University of Sydney student, contributor to Honi Soit, Sydney University’s weekly student newspaper and Fairfax journalist – three credibility-killing qualifications – Mary Ward, has written an article for Daily Life describing the horrors of male sexual misconduct on campus. The article is, of course, sensationalist nonsense.
According to Ward, events on campus should upset everyone, everywhere:
Be upset that, until the Vice-Chancellor was informed of the oversight during a public Q&A session in May, to report a campus sexual assault students were required to give their full name, as well as make their report through a generic website form also used for allegations of academic misconduct which asked students if they had “taken any steps to resolve the matter” themselves. (A new system is being launched in 2017, and a phone hotline has since been introduced, after previously only being available for staff.)
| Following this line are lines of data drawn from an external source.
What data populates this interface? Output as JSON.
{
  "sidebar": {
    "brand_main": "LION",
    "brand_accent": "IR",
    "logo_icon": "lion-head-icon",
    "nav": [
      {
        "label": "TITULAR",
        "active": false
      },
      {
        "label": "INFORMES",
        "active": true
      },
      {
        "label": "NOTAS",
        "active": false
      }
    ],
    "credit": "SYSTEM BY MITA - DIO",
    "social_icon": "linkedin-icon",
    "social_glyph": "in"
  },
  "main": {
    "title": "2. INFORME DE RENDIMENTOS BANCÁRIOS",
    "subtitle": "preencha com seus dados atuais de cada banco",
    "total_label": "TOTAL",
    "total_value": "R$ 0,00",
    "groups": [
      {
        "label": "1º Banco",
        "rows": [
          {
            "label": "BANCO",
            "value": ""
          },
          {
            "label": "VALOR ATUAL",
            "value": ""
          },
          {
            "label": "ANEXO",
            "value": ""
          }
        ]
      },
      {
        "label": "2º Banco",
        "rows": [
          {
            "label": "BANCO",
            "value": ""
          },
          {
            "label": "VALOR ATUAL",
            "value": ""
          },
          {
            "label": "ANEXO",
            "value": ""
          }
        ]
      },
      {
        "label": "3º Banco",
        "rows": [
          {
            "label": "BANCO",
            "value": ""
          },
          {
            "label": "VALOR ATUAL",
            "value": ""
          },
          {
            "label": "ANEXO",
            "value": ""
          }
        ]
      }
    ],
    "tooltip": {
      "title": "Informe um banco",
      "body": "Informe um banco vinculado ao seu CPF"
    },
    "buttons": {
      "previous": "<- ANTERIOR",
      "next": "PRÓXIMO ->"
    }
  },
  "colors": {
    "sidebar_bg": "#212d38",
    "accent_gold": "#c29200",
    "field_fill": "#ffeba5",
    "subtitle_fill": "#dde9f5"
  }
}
Be upset that the University of Sydney’s SRC legal team has been so inundated with sexual assault cases that they are calling for the University to fund a dedicated sexual assault solicitor.
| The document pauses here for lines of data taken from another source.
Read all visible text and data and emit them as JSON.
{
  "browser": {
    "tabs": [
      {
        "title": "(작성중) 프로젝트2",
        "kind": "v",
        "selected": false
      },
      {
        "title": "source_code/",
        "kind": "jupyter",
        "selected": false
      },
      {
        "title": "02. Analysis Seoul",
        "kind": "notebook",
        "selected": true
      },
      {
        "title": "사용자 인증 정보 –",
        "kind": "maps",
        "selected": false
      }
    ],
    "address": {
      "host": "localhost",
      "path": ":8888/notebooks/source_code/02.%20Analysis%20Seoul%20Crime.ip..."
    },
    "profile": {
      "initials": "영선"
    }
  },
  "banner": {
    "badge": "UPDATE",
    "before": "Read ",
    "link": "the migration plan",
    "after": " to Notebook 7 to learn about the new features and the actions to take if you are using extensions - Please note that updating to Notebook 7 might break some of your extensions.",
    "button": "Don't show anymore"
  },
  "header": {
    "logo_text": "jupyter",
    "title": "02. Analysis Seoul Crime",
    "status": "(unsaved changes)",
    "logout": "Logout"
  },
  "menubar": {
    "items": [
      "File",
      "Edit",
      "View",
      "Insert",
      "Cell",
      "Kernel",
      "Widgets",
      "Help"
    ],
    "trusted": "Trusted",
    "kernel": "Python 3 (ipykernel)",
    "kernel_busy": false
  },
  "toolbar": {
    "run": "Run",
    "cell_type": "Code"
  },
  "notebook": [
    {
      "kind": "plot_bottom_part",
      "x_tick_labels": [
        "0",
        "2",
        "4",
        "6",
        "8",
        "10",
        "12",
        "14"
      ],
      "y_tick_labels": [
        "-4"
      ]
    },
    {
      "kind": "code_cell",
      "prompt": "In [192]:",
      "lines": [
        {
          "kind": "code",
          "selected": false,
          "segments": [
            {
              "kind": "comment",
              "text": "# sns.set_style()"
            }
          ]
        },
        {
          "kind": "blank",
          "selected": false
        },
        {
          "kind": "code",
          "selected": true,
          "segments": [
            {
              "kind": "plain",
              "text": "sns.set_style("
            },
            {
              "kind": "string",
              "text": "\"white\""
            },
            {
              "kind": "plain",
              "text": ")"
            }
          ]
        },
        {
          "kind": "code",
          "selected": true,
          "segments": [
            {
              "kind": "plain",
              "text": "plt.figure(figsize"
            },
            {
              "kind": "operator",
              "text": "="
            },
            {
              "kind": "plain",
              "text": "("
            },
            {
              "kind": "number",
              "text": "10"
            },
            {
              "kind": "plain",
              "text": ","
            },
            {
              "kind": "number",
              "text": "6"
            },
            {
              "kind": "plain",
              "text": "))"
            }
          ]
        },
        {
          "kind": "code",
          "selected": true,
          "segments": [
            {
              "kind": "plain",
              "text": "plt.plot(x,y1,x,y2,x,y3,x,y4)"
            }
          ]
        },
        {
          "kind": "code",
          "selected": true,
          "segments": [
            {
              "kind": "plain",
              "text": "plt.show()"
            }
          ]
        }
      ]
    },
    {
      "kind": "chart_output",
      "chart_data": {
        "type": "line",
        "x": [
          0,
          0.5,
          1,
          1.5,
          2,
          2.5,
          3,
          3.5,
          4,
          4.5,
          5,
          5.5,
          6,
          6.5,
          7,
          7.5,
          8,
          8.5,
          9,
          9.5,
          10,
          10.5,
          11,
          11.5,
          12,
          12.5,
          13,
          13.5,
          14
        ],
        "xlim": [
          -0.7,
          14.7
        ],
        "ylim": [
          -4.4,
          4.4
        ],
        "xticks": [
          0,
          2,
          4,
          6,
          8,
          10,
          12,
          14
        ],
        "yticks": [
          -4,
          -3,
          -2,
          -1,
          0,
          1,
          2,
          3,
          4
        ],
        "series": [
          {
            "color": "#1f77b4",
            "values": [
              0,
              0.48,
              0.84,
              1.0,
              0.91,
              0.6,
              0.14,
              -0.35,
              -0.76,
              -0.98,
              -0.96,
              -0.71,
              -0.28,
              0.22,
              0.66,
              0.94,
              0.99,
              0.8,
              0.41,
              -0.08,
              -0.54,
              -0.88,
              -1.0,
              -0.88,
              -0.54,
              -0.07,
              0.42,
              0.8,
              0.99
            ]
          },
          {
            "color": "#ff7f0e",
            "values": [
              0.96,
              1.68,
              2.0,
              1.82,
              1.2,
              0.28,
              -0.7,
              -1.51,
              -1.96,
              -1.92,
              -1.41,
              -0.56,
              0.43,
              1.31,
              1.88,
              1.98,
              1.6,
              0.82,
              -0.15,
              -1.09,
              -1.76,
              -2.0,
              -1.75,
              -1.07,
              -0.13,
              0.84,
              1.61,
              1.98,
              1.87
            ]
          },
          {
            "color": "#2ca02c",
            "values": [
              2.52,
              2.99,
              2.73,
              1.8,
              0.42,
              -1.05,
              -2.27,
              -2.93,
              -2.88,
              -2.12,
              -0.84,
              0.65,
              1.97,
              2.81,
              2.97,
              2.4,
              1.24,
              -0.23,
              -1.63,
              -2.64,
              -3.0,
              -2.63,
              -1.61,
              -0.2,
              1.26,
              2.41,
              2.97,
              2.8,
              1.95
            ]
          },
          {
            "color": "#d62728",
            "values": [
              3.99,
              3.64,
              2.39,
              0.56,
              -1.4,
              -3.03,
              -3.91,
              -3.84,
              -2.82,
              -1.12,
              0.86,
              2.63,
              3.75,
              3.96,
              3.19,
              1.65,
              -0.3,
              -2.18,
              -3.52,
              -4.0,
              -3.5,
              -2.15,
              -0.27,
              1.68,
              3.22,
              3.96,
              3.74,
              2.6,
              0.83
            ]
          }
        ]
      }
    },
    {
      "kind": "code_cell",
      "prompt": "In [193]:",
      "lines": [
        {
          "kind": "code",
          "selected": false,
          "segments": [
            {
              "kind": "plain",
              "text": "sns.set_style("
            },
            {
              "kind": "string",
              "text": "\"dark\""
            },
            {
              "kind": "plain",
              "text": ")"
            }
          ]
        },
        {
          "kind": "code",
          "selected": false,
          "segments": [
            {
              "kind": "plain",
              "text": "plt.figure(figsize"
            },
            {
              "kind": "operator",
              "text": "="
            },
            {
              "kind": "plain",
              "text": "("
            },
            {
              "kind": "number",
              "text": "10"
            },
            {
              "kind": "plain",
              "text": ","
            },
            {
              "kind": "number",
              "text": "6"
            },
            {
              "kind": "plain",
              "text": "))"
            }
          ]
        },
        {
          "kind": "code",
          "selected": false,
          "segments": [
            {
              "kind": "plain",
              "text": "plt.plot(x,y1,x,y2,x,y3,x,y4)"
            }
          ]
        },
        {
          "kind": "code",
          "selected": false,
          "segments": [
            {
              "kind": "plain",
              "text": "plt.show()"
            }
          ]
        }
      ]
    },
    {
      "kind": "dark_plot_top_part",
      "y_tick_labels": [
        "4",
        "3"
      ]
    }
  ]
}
And be upset that the University’s own projection data estimates that there have been 340 unreported sexual assaults within its community each year for the past five years, yet their current focus is a non-committal solution that will, at its most effective, touch the lives of less than five per cent of its students.
Upset point one (above): it is entirely reasonable to expect anyone making allegations of sexual misconduct to provide their full name. In any event, all matters of sexual misconduct worth mentioning should be reported to police, not to a university.
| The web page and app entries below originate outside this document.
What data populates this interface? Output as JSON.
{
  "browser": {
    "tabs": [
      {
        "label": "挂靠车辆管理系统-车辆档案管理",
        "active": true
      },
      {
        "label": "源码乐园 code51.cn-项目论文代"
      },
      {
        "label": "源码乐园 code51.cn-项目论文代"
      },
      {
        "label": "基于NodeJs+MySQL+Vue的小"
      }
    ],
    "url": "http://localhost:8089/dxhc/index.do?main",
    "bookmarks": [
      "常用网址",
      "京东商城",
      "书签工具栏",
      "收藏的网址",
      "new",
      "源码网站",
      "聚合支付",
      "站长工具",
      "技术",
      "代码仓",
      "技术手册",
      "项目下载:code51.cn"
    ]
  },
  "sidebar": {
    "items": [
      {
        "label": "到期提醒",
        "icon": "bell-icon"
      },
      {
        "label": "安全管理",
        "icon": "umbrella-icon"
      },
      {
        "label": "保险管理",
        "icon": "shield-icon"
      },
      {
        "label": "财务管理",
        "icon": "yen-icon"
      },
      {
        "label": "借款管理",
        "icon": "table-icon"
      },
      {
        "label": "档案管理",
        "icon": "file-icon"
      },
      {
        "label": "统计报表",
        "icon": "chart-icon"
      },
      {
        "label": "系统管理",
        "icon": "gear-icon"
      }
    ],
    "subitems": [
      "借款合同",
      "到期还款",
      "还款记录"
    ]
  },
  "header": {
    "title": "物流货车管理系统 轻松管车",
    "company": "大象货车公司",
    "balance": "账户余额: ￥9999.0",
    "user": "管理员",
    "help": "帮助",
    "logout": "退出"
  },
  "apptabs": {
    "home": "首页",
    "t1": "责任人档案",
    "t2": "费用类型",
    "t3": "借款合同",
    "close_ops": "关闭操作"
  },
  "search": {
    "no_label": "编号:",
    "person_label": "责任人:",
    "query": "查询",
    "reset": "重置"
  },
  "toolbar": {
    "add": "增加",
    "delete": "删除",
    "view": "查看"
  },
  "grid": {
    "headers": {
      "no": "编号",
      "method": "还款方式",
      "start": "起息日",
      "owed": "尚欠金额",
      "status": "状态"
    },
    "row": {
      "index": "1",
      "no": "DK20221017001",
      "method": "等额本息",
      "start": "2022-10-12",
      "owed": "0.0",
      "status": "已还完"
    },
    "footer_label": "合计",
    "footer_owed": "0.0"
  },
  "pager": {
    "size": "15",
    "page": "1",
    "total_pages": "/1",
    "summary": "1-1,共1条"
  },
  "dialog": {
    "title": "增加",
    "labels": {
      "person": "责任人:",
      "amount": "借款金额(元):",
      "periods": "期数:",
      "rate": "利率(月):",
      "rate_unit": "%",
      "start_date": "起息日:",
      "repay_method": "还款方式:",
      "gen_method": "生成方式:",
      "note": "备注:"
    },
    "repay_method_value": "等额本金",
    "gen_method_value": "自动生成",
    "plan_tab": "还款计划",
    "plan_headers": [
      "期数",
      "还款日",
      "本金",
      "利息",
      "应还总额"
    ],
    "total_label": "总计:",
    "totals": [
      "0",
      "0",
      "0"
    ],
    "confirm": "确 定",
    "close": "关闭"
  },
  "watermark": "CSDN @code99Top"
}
Upset point two: lawyers claim to be overworked. Wow.
Upset point three: Ms Ward must know that claiming “the University’s own projection data estimates that there have been 340 unreported sexual assaults within its community each year for the past five years” is untruthful.
The projection was actually calculated by Honi Soit based on an informal survey conducted at the University of Sydney. In fact, Honi Soit was warned that no conclusions could be drawn from the survey:
In an emailed statement to Honi, a spokesperson for the University denied any conclusions could be drawn from the data, though did not given any reasons why.
Well duh, it should be obvious to any university student than no conclusions can be drawn from an informal survey.
The bottom line: read a Fairfax publication and you’ll be misinformed.